    Baits & Lures:

    Bass at times will hit just about anything. The most popular deep-water lures are tube jigs in green, blue, black or worm color. For shallow water small spinnerbaits, spinners with a rubber minnow, a regular jig tipped with worm, leach or a minnow or a jig with a small crayfish also work great. Other effective lures are small crankbaits and retrieving lures like Cotton Cordell Walleye Diver or Cotton Cordell Big "O" for deeper water, floating Rapala and Thundersticks for shallow water. In early summer they will go after bright colors like red or Fire-Tiger. As you move into August and September they tend to go for darker natural colors like silver and black or silver and blue. Smallmouth Bass when really feeding will hit surface lures like Jitterbugs or a Cotton Cordell Crazy Shad.

    Live bait:

    The very best bait is live bait. If the bass are in a picky mood and won't hit lures you have to try live bait. It is illegal to transport Crayfish in Ontario but you can used them for bait if you catch them in lake where you are fishing. The reason is the MNR is trying to stop the spread of the Rusty Crayfish, which has devastated some lakes down in the south. Bait stores are not allowed to sell Crayfish anymore in Ontario so you have to lift up some rocks and catch them yourself. Minnows, leaches and worms are still allowed with no restrictions. With a medium size bass hook, put a minnow or a nice fat worm on a hook with no weight and let lots of line out and try drifting over a shoal and drag the minnow or worm off the tops of rocks. If you are in a situation where there is no wind at all and you can see there are no bass on top of the shoal. Cast your minnow or worm off into the deeper water and just let it sink slowly. If your minnow or worm land on the bottom, let it sit there for a minute and then try a long slow jig to gently lift it off the bottom and then let it sink again. Some of the biggest Smallmouth Bass caught in Ontario are caught on a worm or a minnow and it remains the most popular method for catching Smallmouth Bass.

    Deep Water Smallmouth:

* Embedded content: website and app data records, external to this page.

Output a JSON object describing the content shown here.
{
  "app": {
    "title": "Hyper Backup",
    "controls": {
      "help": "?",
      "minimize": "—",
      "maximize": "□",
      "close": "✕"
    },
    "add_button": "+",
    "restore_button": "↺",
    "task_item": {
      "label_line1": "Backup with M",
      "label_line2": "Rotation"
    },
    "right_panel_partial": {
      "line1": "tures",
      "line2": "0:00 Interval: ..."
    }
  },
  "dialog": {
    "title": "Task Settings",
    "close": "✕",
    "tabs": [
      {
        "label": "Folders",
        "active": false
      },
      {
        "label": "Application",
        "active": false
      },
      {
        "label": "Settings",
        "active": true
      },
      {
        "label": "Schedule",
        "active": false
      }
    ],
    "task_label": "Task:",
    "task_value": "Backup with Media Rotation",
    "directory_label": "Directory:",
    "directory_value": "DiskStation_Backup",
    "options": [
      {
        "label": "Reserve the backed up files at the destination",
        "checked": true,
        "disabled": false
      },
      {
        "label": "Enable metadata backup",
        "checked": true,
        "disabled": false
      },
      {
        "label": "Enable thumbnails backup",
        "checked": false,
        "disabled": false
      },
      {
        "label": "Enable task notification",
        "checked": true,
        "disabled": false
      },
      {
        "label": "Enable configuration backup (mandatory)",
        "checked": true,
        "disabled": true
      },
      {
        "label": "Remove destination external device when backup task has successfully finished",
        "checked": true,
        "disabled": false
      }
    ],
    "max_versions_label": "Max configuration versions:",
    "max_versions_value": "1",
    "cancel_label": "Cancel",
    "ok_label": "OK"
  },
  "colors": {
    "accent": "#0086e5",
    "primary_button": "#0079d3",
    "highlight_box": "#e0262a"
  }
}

    After the Smallmouth Bass spawn in the spring they tend to take off into deeper water during the day and don't come really shallow until late summer or fall. They will also go deep if a low pressure system comes in. In Wabigoon Lake and Dinorwic Lake you don't have to worry about Smallmouth going deep because they are shallow lakes. In lakes that have really deep areas the bass can go 40-feet deep or more. The most popular way to fish deep for Smallmouth is with tube jigs. Black, green and worm color are popular. You can tip them with a tiny piece of worm for flavor. The worm has to be small or it may affect the swirling motion of the tube jig. Just drop the jig down to the bottom and do long slow jigs. Most times the bass hits the jig while it's sinking. Deep water tube jigging is easier with a long rod so you can do long slow jigging motions.